“Family takes care of family. Give me your account number so I can set up the transfer.”
Still shaking her head, Spyce recited the number. Synamen recorded it into flash memory with a mental command and hugged her sister, eyes averted. “You and the kids will be fine. Listen, I need to make a quick call. I’ll be right back.”
Out in the corridor, Syn dialed Birch. He answered almost immediately, a look of surprise on his face.
“Schedule me for tomorrow.”
“I honestly thought you’d run. You’ve made the right-“ She broke the connection and stared blindly down the hall as the lights flickered overhead. After a moment she stepped back into the apartment.
“Who here needs to be tickled?” The children squealed with delight and scattered around the room, running close to her legs and then darting away.
“Syn, don’t you want something to eat?” She looked up to see Spyce standing in the kitchen doorway with a slight frown on her face.
“Not hungry.” She glanced around the room with a mock scowl. “Here comes the tickle monster!”
* * * * *
Six months later, Synamen waited for the city bus to pull into position. It pulled even with the limousine parked at the corner of the schoolyard and she triggered the bomb attached to the bus’s fuel tank. The explosion shook the pavement under her feet and shattered the windows of the houses across the street. Synamen slipped an Emergency Services jacket on and stepped around the corner into the midst of the settling debris and desperate screams.
The limousine had flipped over from the shockwave and was lying upside down between a burning seesaw and spinning merry-go-round. She wrenched the warped car door aside and bent to check the occupants in the back seat. The target, Mr. Leland Aronsen, was dead. Birch would be pleased. It had taken three months of careful surveillance and planning to remove Aronsen. His security was very tight. His only weakness had been his habit of taking his son to school every morning. Her eyes shifted to the corner where his eight-year-old son lay dead, broken and bloody. Aronsen’s sentimentality had given them their opportunity.
She straightened and turned away, eyes searching the wreckage of the vehicles and schoolyard for any observant witnesses. The few people moving through the dusty haze of smoke seemed dazed and unaware of her presence. Bodies littered the schoolyard. There was quite a lot of collateral damage, but Birch had authorized the mission profile. Acceptable losses, he said, in light of the need to fulfill the contract on Aronsen and the difficulty in reaching him. The media would blame the bombing on terrorist activity and the contract would be discharged at last.
A familiar figure caught her attention. She skirted the back end of the limo and knelt beside the body of a woman apparently thrown from the bus. Smoothing the bloody hair back from the face, she recognized Spyce. Her sister’s arm was outstretched toward two smaller bodies. Turning them over, she found Jophy and Sheetal, eyes gazing blindly from faces surprisingly unmarked by the explosion.

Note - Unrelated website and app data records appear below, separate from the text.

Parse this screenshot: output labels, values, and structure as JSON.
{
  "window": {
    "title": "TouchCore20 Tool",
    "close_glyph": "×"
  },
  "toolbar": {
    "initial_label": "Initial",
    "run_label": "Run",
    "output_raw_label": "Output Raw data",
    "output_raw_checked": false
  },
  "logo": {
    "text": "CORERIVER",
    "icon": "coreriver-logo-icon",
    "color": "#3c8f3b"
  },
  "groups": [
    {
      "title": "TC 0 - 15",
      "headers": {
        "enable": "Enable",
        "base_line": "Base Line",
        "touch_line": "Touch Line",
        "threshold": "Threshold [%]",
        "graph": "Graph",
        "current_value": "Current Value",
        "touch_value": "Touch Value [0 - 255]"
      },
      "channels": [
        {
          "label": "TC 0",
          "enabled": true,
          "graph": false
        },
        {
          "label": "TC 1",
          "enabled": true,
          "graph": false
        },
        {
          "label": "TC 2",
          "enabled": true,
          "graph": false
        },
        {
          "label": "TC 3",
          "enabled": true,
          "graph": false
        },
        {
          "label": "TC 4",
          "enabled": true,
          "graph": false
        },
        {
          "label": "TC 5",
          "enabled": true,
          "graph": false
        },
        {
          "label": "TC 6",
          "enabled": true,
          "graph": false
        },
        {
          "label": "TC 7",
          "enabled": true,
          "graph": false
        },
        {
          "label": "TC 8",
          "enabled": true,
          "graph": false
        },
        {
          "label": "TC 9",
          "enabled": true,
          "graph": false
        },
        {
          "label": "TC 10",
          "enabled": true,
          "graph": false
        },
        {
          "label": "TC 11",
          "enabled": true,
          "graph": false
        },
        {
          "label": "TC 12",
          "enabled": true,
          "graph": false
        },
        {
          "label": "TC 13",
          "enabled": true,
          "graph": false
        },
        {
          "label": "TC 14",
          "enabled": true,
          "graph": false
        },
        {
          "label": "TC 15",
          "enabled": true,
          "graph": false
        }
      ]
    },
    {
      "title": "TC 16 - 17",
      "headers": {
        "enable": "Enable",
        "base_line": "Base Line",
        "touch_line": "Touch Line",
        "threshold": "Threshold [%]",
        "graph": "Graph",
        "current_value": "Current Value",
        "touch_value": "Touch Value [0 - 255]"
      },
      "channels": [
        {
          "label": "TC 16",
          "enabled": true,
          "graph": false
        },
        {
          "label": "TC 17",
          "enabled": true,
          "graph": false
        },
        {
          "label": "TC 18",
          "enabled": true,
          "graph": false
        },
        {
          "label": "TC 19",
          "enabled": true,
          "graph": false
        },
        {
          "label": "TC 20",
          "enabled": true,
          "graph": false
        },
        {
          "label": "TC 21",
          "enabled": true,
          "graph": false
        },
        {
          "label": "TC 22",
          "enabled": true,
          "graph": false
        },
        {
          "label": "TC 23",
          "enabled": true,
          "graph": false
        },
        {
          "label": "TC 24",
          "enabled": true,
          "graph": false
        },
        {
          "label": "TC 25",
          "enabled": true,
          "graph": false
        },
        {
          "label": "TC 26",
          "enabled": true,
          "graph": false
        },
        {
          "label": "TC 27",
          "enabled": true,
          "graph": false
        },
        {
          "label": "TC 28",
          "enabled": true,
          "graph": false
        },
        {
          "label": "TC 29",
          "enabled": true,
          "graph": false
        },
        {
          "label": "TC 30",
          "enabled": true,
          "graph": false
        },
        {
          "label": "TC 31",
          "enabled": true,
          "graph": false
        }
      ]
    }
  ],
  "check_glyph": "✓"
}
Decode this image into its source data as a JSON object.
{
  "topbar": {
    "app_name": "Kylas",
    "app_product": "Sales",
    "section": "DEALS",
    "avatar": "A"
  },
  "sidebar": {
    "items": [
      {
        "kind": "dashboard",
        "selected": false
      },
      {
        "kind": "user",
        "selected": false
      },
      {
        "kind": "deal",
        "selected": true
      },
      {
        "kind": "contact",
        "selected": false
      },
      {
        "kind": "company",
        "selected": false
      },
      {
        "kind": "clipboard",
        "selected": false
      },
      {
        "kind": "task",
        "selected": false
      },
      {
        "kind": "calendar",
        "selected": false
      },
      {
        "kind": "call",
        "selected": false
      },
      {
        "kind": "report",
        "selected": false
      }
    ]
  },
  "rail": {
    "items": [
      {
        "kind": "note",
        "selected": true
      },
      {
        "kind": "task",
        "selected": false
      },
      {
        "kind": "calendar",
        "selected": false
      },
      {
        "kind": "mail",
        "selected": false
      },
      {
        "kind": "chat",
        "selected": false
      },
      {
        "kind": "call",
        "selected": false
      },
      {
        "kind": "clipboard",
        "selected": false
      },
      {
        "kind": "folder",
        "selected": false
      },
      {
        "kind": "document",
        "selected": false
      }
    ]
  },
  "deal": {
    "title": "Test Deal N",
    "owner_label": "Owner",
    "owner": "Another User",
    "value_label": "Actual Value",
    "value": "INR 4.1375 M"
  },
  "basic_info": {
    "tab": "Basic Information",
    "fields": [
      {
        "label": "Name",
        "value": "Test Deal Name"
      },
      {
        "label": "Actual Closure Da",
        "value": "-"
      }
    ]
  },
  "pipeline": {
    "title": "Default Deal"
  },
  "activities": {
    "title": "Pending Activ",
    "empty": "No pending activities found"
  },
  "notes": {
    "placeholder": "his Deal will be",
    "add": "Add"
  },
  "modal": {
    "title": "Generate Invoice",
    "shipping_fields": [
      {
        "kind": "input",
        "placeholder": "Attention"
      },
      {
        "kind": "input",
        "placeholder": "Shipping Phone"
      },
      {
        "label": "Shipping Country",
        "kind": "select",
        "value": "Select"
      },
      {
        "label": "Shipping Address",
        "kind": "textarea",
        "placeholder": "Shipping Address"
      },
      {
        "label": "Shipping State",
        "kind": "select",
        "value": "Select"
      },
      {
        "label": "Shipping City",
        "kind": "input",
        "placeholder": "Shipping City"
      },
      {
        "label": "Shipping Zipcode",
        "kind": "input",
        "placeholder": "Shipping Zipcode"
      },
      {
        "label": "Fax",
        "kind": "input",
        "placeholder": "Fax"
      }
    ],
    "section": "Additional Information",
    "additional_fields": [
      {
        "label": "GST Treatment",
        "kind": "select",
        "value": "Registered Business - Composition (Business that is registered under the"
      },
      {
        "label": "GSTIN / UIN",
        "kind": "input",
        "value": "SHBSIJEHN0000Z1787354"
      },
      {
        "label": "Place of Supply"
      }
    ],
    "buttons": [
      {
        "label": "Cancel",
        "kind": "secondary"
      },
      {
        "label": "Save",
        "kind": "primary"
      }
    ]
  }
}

She stared at them, shrill screams and acrid smoke unheeded. Memory recall brought up the text of a letter Synamen had received two months previous.
The kids love their new school. There are so many fun activities; they can’t stop talking about them. They chatter non-stop on the bus ride there and home each day. I can’t get a word in! They both love their art class and the apartment is filled with their masterpieces now. They’re anxious for you to see what they have made. Will you be able to visit soon? It’s our turn to pamper you with some home-cooked food and lots of love. Family takes care of family, remember? We miss you, sis. Love, Spyce.
Synamen wiped her hands on Jophy’s jacket, removing most of Spyce’s blood and then stood. Stepping over the bodies, she made a mental note to stop the automatic bank transfer.